Dinosaur Park is situated just west of Skyline Drive on the crest of "Hangman's Hill" overlooking downtown Rapid City, South Dakota. Conceived in 1935, the original park consisted of five historic dinosaur sculptures a rustic pagoda of stone and log (no longer extant), and two long, stone stairways (recently reconstructed). Two more-recent dinosaur sculptures, a concession building, and a parking lot all located east of Skyline Drive were added much later.

All five of the original dinosaurs are built in an identical fashion. The frames of the figures are composed of two-inch-diameter black iron pipe, which is set into concrete. Around the central frame, body forms consist of a steel framework reinforced at close intervals. Over this is a wire mesh to which the concrete skin is applied. The thickness of the concrete averages four to five inches. Each figure was originally painted with oil paint and given a chemical glaze to protect from weathering. Subsequent paintings of the animals were not recorded in terms of the material used. Oral tradition purports that the dinosaurs were originally grey, but today they are painted bright flesh green and white, with touches of pinkish red.

Built to authentic size, the five original dinosaurs have the following dimensions:

1. Triceratops, which is 27 feet long, 11 feet high and has 40 inch horns;

2. Tyrannosaurus Rex, which is 35 feet long, 16 feet high, the head is 4 feet long and the teeth are 6 inches long;

3. Brontosaurus, which is 80 feet long and 28 feet high;

4. Stegosaurus, which is 11 feet long and 7 feet high;

5. Trachedon, which is 17-feet-6-inches high and 33 feet long.

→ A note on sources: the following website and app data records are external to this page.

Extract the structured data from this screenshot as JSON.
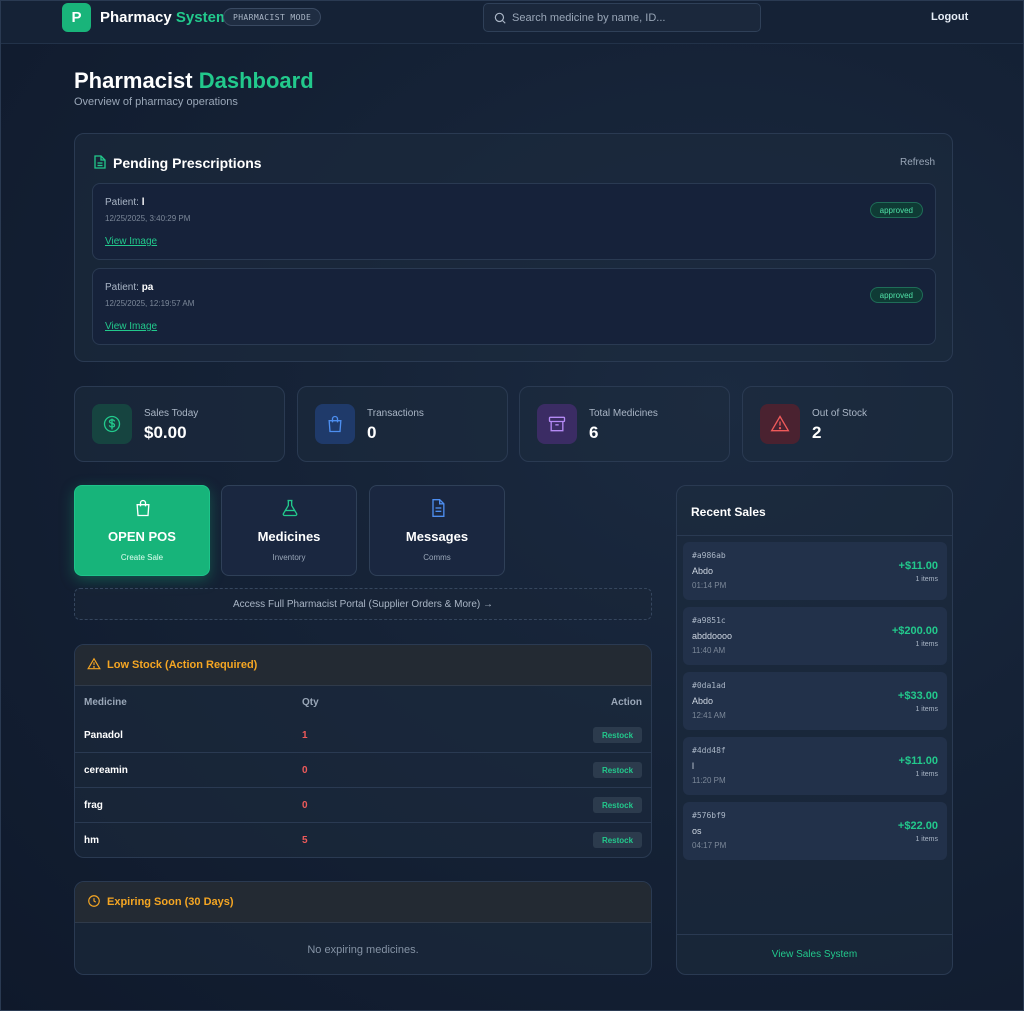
{
  "colors": {
    "accent": "#22c98c",
    "warning": "#f5a623",
    "danger": "#ef5a5a",
    "background": "#152236"
  },
  "topbar": {
    "logo_letter": "P",
    "brand_main": "Pharmacy",
    "brand_accent": "System",
    "mode_badge": "PHARMACIST MODE",
    "search_placeholder": "Search medicine by name, ID...",
    "logout": "Logout"
  },
  "header": {
    "title_main": "Pharmacist",
    "title_accent": "Dashboard",
    "subtitle": "Overview of pharmacy operations"
  },
  "prescriptions": {
    "title": "Pending Prescriptions",
    "refresh": "Refresh",
    "patient_label": "Patient:",
    "items": [
      {
        "patient": "l",
        "date": "12/25/2025, 3:40:29 PM",
        "link": "View Image",
        "status": "approved"
      },
      {
        "patient": "pa",
        "date": "12/25/2025, 12:19:57 AM",
        "link": "View Image",
        "status": "approved"
      }
    ]
  },
  "stats": [
    {
      "label": "Sales Today",
      "value": "$0.00",
      "icon": "dollar-icon"
    },
    {
      "label": "Transactions",
      "value": "0",
      "icon": "shopping-bag-icon"
    },
    {
      "label": "Total Medicines",
      "value": "6",
      "icon": "archive-box-icon"
    },
    {
      "label": "Out of Stock",
      "value": "2",
      "icon": "alert-triangle-icon"
    }
  ],
  "quick_actions": [
    {
      "title": "OPEN POS",
      "subtitle": "Create Sale",
      "icon": "shopping-bag-icon"
    },
    {
      "title": "Medicines",
      "subtitle": "Inventory",
      "icon": "flask-icon"
    },
    {
      "title": "Messages",
      "subtitle": "Comms",
      "icon": "document-icon"
    }
  ],
  "portal_link": "Access Full Pharmacist Portal (Supplier Orders & More) →",
  "low_stock": {
    "title": "Low Stock (Action Required)",
    "columns": [
      "Medicine",
      "Qty",
      "Action"
    ],
    "action_label": "Restock",
    "rows": [
      {
        "name": "Panadol",
        "qty": "1"
      },
      {
        "name": "cereamin",
        "qty": "0"
      },
      {
        "name": "frag",
        "qty": "0"
      },
      {
        "name": "hm",
        "qty": "5"
      }
    ]
  },
  "expiring": {
    "title": "Expiring Soon (30 Days)",
    "empty": "No expiring medicines."
  },
  "recent_sales": {
    "title": "Recent Sales",
    "footer": "View Sales System",
    "items": [
      {
        "id": "#a986ab",
        "name": "Abdo",
        "time": "01:14 PM",
        "amount": "+$11.00",
        "items": "1 items"
      },
      {
        "id": "#a9851c",
        "name": "abddoooo",
        "time": "11:40 AM",
        "amount": "+$200.00",
        "items": "1 items"
      },
      {
        "id": "#0da1ad",
        "name": "Abdo",
        "time": "12:41 AM",
        "amount": "+$33.00",
        "items": "1 items"
      },
      {
        "id": "#4dd48f",
        "name": "l",
        "time": "11:20 PM",
        "amount": "+$11.00",
        "items": "1 items"
      },
      {
        "id": "#576bf9",
        "name": "os",
        "time": "04:17 PM",
        "amount": "+$22.00",
        "items": "1 items"
      }
    ]
  }
}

E. A. Sullivan was the designer and chief sculptor. Dr. Barnum Brown, curator of the American Museum of Natural History in New York, was the scientific consultant. Dr. C. C. O'Hara, retired President of the South Dakota School of Mines and acclaimed Palaeontologist, was one of the originators of the idea. The Rapid City Chamber of Commerce took responsibility for the project, and the Works Progress Administration [WPA] Provided engineering assistance, materials, and salaries for the workers. Work on the dinosaurs began in February of 1936. At first, cost of the Project was estimated at $24,000. But, by November of 1936, the cost estimate had risen to $25,000. The Chamber of Commerce contributed welding equipment worth $500 to the project.

Work was halted for a short time in late-1937 and early-1938, when a dispute erupted between Sullivan and the WPA. Nevertheless, the project was substantially complete by mid-year 1938.

Skyline Drive was started by the Federal Emergency Relief Administration (FERA) and completed by the WPA as a necessary adjunct to the park. Work on the road consisted of installation of retaining wails, log supports, and gravel for the road bed.

At some later date, two dinosaurs were added to the park and are now located in front of the concession building. These figures are much smaller in scale and less finely detailed than the original sculptures.

After several years of poor maintenance, the park was refurbished in the late 1960s. In 1968, the U. S. Bureau of Outdoor Recreation provided a grant of $18,203, which the City matched, for upgrading the park. (In 1967, a grant Proposal for $96,373, was apparently not awarded.) The work included a new Parking lot (to hold seventy-five cars), retaining walls, reconstructed steps and walkways, and a new concessions building with public restrooms.